[Website and app data records]

##############################

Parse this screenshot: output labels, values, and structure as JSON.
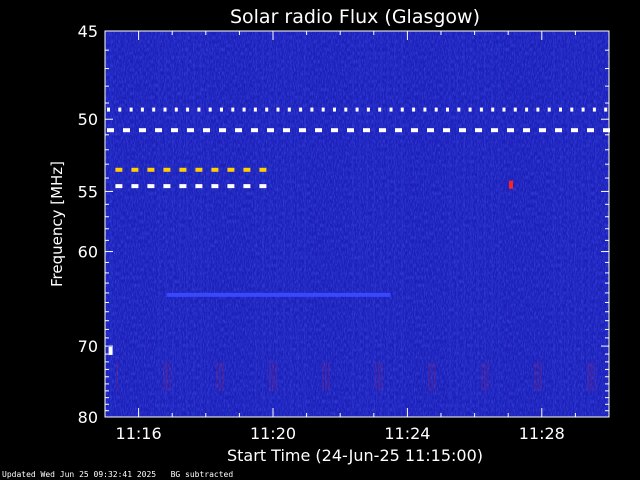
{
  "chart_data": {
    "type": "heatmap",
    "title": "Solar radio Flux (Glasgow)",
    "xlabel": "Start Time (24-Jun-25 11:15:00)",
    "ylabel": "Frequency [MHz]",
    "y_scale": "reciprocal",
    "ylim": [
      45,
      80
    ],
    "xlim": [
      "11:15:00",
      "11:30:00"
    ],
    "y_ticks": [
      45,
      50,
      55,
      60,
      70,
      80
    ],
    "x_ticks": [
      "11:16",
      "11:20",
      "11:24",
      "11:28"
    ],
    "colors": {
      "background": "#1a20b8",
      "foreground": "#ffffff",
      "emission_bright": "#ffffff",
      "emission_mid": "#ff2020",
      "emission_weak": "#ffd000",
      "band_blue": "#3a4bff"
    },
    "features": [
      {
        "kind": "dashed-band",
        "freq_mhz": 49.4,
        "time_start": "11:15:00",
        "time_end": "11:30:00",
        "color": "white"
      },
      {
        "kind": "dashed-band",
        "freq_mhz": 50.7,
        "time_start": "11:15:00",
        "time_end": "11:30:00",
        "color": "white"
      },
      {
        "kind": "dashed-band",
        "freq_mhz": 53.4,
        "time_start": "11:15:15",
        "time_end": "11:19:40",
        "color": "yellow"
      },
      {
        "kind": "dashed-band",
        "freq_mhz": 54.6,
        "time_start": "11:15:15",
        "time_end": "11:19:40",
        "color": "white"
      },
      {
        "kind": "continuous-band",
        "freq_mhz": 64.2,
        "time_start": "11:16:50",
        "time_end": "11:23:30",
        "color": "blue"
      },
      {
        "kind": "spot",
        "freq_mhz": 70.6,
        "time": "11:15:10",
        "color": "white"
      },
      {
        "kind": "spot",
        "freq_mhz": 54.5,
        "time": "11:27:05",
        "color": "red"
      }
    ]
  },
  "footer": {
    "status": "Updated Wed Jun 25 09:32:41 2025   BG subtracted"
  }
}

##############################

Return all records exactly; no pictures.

* RESPONSE FOR THIS EXERCISE
Parse this screenshot: output labels, values, and structure as JSON.
{
  "chart_data": {
    "type": "heatmap",
    "title": "Solar radio Flux (Glasgow)",
    "xlabel": "Start Time (24-Jun-25 11:15:00)",
    "ylabel": "Frequency [MHz]",
    "y_scale": "reciprocal",
    "ylim": [
      45,
      80
    ],
    "xlim": [
      "11:15:00",
      "11:30:00"
    ],
    "y_ticks": [
      45,
      50,
      55,
      60,
      70,
      80
    ],
    "x_ticks": [
      "11:16",
      "11:20",
      "11:24",
      "11:28"
    ],
    "colors": {
      "background": "#1a20b8",
      "foreground": "#ffffff",
      "emission_bright": "#ffffff",
      "emission_mid": "#ff2020",
      "emission_weak": "#ffd000",
      "band_blue": "#3a4bff"
    },
    "features": [
      {
        "kind": "dashed-band",
        "freq_mhz": 49.4,
        "time_start": "11:15:00",
        "time_end": "11:30:00",
        "color": "white"
      },
      {
        "kind": "dashed-band",
        "freq_mhz": 50.7,
        "time_start": "11:15:00",
        "time_end": "11:30:00",
        "color": "white"
      },
      {
        "kind": "dashed-band",
        "freq_mhz": 53.4,
        "time_start": "11:15:15",
        "time_end": "11:19:40",
        "color": "yellow"
      },
      {
        "kind": "dashed-band",
        "freq_mhz": 54.6,
        "time_start": "11:15:15",
        "time_end": "11:19:40",
        "color": "white"
      },
      {
        "kind": "continuous-band",
        "freq_mhz": 64.2,
        "time_start": "11:16:50",
        "time_end": "11:23:30",
        "color": "blue"
      },
      {
        "kind": "spot",
        "freq_mhz": 70.6,
        "time": "11:15:10",
        "color": "white"
      },
      {
        "kind": "spot",
        "freq_mhz": 54.5,
        "time": "11:27:05",
        "color": "red"
      }
    ]
  },
  "footer": {
    "status": "Updated Wed Jun 25 09:32:41 2025   BG subtracted"
  }
}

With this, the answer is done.